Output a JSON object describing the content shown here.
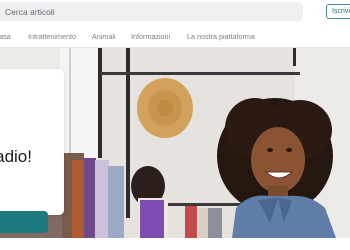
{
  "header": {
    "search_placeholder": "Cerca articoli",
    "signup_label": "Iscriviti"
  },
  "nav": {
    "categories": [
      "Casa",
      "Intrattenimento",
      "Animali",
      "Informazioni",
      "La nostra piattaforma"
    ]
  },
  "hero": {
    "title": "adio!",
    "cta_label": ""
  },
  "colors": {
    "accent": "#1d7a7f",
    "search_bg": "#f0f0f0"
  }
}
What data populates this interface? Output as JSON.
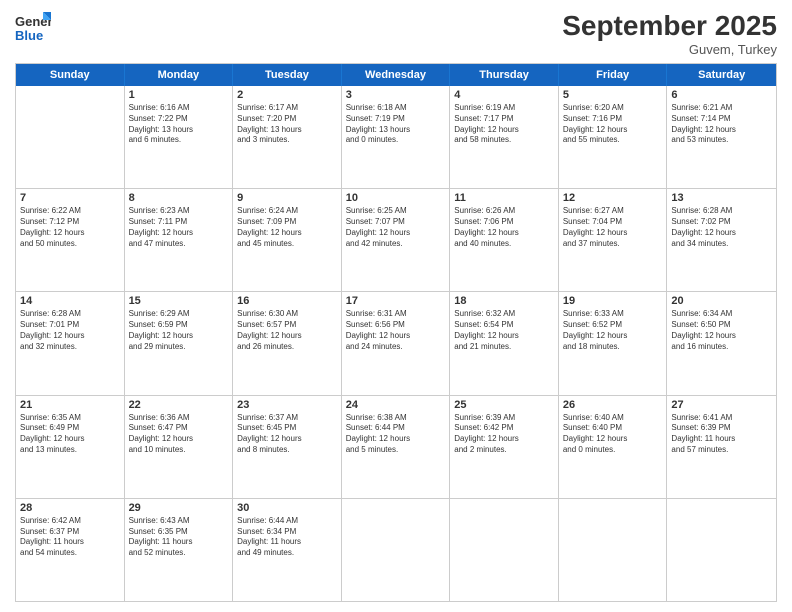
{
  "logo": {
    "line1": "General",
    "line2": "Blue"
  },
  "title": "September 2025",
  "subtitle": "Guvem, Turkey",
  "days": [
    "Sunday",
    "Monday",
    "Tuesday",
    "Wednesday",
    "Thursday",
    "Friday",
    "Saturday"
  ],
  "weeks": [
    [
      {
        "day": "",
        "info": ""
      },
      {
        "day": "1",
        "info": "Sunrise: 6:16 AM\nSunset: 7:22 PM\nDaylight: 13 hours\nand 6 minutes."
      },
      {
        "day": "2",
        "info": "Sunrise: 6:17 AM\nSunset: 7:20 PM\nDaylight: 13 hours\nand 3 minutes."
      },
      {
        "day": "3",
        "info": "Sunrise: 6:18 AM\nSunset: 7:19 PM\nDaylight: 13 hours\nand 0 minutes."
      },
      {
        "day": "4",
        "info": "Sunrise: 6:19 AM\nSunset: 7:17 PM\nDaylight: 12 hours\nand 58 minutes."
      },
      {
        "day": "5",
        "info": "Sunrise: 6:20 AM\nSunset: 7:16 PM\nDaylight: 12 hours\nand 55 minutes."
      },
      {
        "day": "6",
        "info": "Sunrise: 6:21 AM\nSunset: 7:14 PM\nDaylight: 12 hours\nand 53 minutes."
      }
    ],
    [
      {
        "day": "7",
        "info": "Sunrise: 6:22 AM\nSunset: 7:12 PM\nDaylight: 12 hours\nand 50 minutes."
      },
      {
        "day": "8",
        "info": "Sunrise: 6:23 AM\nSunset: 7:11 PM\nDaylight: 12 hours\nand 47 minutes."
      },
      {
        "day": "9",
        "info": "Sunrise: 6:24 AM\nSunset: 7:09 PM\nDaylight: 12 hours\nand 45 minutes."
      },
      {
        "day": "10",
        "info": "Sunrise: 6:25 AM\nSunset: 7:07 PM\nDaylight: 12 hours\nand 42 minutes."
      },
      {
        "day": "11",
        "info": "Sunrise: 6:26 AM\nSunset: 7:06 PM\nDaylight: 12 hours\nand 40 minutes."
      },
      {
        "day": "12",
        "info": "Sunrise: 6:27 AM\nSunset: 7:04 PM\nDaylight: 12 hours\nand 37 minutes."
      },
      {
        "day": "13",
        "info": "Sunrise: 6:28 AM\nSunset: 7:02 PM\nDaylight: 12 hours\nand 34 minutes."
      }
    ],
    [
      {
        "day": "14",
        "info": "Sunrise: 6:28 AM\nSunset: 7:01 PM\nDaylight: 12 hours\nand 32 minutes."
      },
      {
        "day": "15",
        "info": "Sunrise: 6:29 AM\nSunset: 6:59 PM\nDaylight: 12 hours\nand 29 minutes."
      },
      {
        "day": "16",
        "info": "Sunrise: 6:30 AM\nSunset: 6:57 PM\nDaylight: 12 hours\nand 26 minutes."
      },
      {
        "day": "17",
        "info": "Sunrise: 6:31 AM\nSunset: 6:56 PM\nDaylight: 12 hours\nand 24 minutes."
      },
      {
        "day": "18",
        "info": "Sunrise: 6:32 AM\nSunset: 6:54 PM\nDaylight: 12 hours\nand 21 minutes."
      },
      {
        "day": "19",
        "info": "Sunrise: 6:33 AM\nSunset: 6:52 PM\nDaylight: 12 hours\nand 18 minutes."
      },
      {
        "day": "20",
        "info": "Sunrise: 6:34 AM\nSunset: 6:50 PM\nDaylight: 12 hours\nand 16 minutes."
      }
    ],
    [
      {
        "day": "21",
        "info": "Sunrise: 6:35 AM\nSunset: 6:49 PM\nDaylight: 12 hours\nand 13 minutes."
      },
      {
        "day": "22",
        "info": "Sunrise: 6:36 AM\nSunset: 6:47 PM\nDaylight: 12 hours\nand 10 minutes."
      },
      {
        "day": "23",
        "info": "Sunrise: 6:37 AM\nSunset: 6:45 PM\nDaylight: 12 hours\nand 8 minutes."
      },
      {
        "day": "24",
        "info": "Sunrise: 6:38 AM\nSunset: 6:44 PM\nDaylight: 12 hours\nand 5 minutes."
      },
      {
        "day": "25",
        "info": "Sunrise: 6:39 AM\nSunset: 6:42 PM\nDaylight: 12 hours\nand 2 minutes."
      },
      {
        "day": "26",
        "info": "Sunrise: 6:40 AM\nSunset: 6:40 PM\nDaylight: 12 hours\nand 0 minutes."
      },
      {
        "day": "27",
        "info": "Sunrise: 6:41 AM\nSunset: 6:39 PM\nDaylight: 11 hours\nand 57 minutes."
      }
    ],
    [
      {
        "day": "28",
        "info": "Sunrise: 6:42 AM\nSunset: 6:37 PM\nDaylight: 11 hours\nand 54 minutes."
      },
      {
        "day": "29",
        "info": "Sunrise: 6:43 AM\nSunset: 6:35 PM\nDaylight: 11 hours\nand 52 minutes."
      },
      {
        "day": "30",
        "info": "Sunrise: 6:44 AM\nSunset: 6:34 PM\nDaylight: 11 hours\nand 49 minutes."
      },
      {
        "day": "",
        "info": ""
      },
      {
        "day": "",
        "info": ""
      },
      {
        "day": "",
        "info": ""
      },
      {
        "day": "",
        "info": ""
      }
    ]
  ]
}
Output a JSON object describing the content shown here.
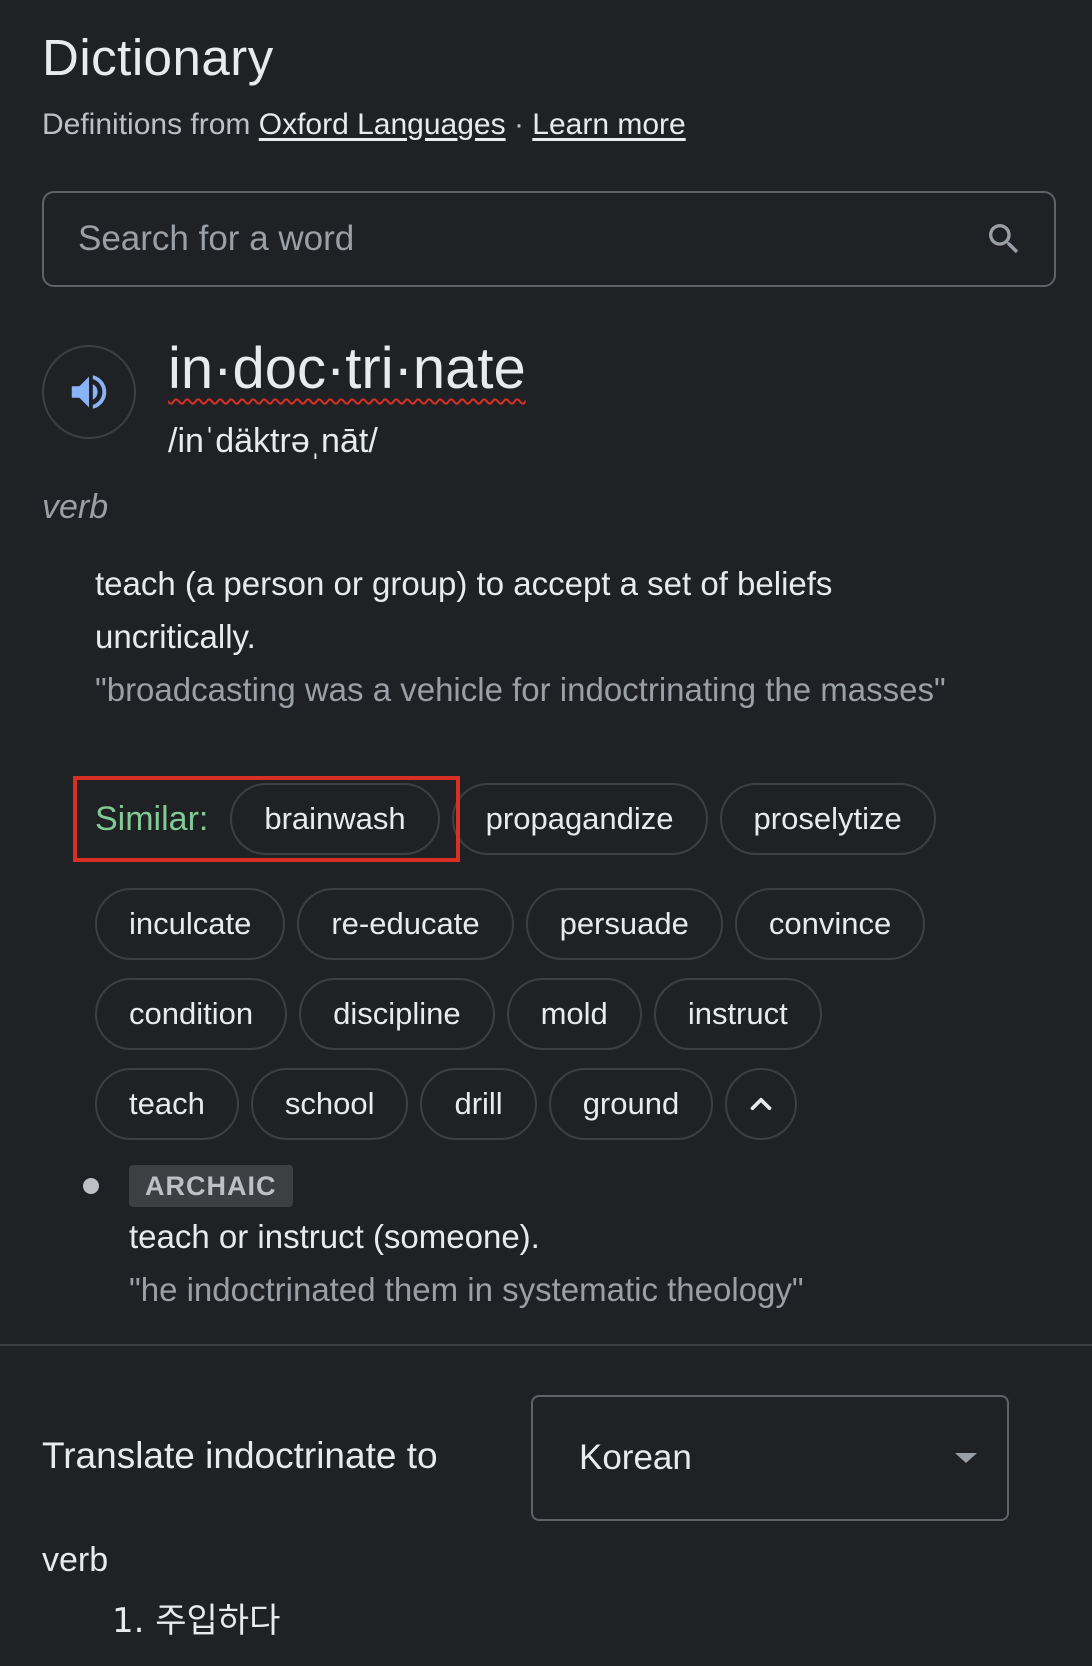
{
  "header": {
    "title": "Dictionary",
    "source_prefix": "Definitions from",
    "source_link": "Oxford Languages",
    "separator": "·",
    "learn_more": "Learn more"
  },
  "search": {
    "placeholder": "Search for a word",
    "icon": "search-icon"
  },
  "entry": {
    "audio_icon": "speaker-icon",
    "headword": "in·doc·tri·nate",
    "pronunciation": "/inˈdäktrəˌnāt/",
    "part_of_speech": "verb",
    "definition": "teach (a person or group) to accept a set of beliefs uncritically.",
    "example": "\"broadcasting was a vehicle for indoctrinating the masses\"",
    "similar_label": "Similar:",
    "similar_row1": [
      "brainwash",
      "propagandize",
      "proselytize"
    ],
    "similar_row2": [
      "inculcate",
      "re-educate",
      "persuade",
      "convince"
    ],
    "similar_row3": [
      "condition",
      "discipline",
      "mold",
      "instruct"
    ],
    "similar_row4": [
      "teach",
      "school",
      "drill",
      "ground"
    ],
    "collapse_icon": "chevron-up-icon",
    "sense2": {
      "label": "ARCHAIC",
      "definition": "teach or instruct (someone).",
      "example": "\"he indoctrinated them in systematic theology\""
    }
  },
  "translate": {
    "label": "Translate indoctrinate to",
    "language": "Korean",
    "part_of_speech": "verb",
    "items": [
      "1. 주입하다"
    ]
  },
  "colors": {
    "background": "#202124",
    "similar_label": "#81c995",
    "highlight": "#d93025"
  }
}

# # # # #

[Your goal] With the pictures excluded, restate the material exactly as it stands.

[Response]
Output a JSON object describing the content shown here.
{
  "header": {
    "search_placeholder": "Cerca articoli",
    "signup_label": "Iscriviti"
  },
  "nav": {
    "categories": [
      "Casa",
      "Intrattenimento",
      "Animali",
      "Informazioni",
      "La nostra piattaforma"
    ]
  },
  "hero": {
    "title": "adio!",
    "cta_label": ""
  },
  "colors": {
    "accent": "#1d7a7f",
    "search_bg": "#f0f0f0"
  }
}
What data populates this interface? Output as JSON.
{
  "logo": {
    "line1": "General",
    "line2": "Blue"
  },
  "title": "September 2025",
  "subtitle": "Guvem, Turkey",
  "days": [
    "Sunday",
    "Monday",
    "Tuesday",
    "Wednesday",
    "Thursday",
    "Friday",
    "Saturday"
  ],
  "weeks": [
    [
      {
        "day": "",
        "info": ""
      },
      {
        "day": "1",
        "info": "Sunrise: 6:16 AM\nSunset: 7:22 PM\nDaylight: 13 hours\nand 6 minutes."
      },
      {
        "day": "2",
        "info": "Sunrise: 6:17 AM\nSunset: 7:20 PM\nDaylight: 13 hours\nand 3 minutes."
      },
      {
        "day": "3",
        "info": "Sunrise: 6:18 AM\nSunset: 7:19 PM\nDaylight: 13 hours\nand 0 minutes."
      },
      {
        "day": "4",
        "info": "Sunrise: 6:19 AM\nSunset: 7:17 PM\nDaylight: 12 hours\nand 58 minutes."
      },
      {
        "day": "5",
        "info": "Sunrise: 6:20 AM\nSunset: 7:16 PM\nDaylight: 12 hours\nand 55 minutes."
      },
      {
        "day": "6",
        "info": "Sunrise: 6:21 AM\nSunset: 7:14 PM\nDaylight: 12 hours\nand 53 minutes."
      }
    ],
    [
      {
        "day": "7",
        "info": "Sunrise: 6:22 AM\nSunset: 7:12 PM\nDaylight: 12 hours\nand 50 minutes."
      },
      {
        "day": "8",
        "info": "Sunrise: 6:23 AM\nSunset: 7:11 PM\nDaylight: 12 hours\nand 47 minutes."
      },
      {
        "day": "9",
        "info": "Sunrise: 6:24 AM\nSunset: 7:09 PM\nDaylight: 12 hours\nand 45 minutes."
      },
      {
        "day": "10",
        "info": "Sunrise: 6:25 AM\nSunset: 7:07 PM\nDaylight: 12 hours\nand 42 minutes."
      },
      {
        "day": "11",
        "info": "Sunrise: 6:26 AM\nSunset: 7:06 PM\nDaylight: 12 hours\nand 40 minutes."
      },
      {
        "day": "12",
        "info": "Sunrise: 6:27 AM\nSunset: 7:04 PM\nDaylight: 12 hours\nand 37 minutes."
      },
      {
        "day": "13",
        "info": "Sunrise: 6:28 AM\nSunset: 7:02 PM\nDaylight: 12 hours\nand 34 minutes."
      }
    ],
    [
      {
        "day": "14",
        "info": "Sunrise: 6:28 AM\nSunset: 7:01 PM\nDaylight: 12 hours\nand 32 minutes."
      },
      {
        "day": "15",
        "info": "Sunrise: 6:29 AM\nSunset: 6:59 PM\nDaylight: 12 hours\nand 29 minutes."
      },
      {
        "day": "16",
        "info": "Sunrise: 6:30 AM\nSunset: 6:57 PM\nDaylight: 12 hours\nand 26 minutes."
      },
      {
        "day": "17",
        "info": "Sunrise: 6:31 AM\nSunset: 6:56 PM\nDaylight: 12 hours\nand 24 minutes."
      },
      {
        "day": "18",
        "info": "Sunrise: 6:32 AM\nSunset: 6:54 PM\nDaylight: 12 hours\nand 21 minutes."
      },
      {
        "day": "19",
        "info": "Sunrise: 6:33 AM\nSunset: 6:52 PM\nDaylight: 12 hours\nand 18 minutes."
      },
      {
        "day": "20",
        "info": "Sunrise: 6:34 AM\nSunset: 6:50 PM\nDaylight: 12 hours\nand 16 minutes."
      }
    ],
    [
      {
        "day": "21",
        "info": "Sunrise: 6:35 AM\nSunset: 6:49 PM\nDaylight: 12 hours\nand 13 minutes."
      },
      {
        "day": "22",
        "info": "Sunrise: 6:36 AM\nSunset: 6:47 PM\nDaylight: 12 hours\nand 10 minutes."
      },
      {
        "day": "23",
        "info": "Sunrise: 6:37 AM\nSunset: 6:45 PM\nDaylight: 12 hours\nand 8 minutes."
      },
      {
        "day": "24",
        "info": "Sunrise: 6:38 AM\nSunset: 6:44 PM\nDaylight: 12 hours\nand 5 minutes."
      },
      {
        "day": "25",
        "info": "Sunrise: 6:39 AM\nSunset: 6:42 PM\nDaylight: 12 hours\nand 2 minutes."
      },
      {
        "day": "26",
        "info": "Sunrise: 6:40 AM\nSunset: 6:40 PM\nDaylight: 12 hours\nand 0 minutes."
      },
      {
        "day": "27",
        "info": "Sunrise: 6:41 AM\nSunset: 6:39 PM\nDaylight: 11 hours\nand 57 minutes."
      }
    ],
    [
      {
        "day": "28",
        "info": "Sunrise: 6:42 AM\nSunset: 6:37 PM\nDaylight: 11 hours\nand 54 minutes."
      },
      {
        "day": "29",
        "info": "Sunrise: 6:43 AM\nSunset: 6:35 PM\nDaylight: 11 hours\nand 52 minutes."
      },
      {
        "day": "30",
        "info": "Sunrise: 6:44 AM\nSunset: 6:34 PM\nDaylight: 11 hours\nand 49 minutes."
      },
      {
        "day": "",
        "info": ""
      },
      {
        "day": "",
        "info": ""
      },
      {
        "day": "",
        "info": ""
      },
      {
        "day": "",
        "info": ""
      }
    ]
  ]
}
Output a JSON object describing the content shown here.
{
  "header": {
    "title": "Dictionary",
    "source_prefix": "Definitions from",
    "source_link": "Oxford Languages",
    "separator": "·",
    "learn_more": "Learn more"
  },
  "search": {
    "placeholder": "Search for a word",
    "icon": "search-icon"
  },
  "entry": {
    "audio_icon": "speaker-icon",
    "headword": "in·doc·tri·nate",
    "pronunciation": "/inˈdäktrəˌnāt/",
    "part_of_speech": "verb",
    "definition": "teach (a person or group) to accept a set of beliefs uncritically.",
    "example": "\"broadcasting was a vehicle for indoctrinating the masses\"",
    "similar_label": "Similar:",
    "similar_row1": [
      "brainwash",
      "propagandize",
      "proselytize"
    ],
    "similar_row2": [
      "inculcate",
      "re-educate",
      "persuade",
      "convince"
    ],
    "similar_row3": [
      "condition",
      "discipline",
      "mold",
      "instruct"
    ],
    "similar_row4": [
      "teach",
      "school",
      "drill",
      "ground"
    ],
    "collapse_icon": "chevron-up-icon",
    "sense2": {
      "label": "ARCHAIC",
      "definition": "teach or instruct (someone).",
      "example": "\"he indoctrinated them in systematic theology\""
    }
  },
  "translate": {
    "label": "Translate indoctrinate to",
    "language": "Korean",
    "part_of_speech": "verb",
    "items": [
      "1. 주입하다"
    ]
  },
  "colors": {
    "background": "#202124",
    "similar_label": "#81c995",
    "highlight": "#d93025"
  }
}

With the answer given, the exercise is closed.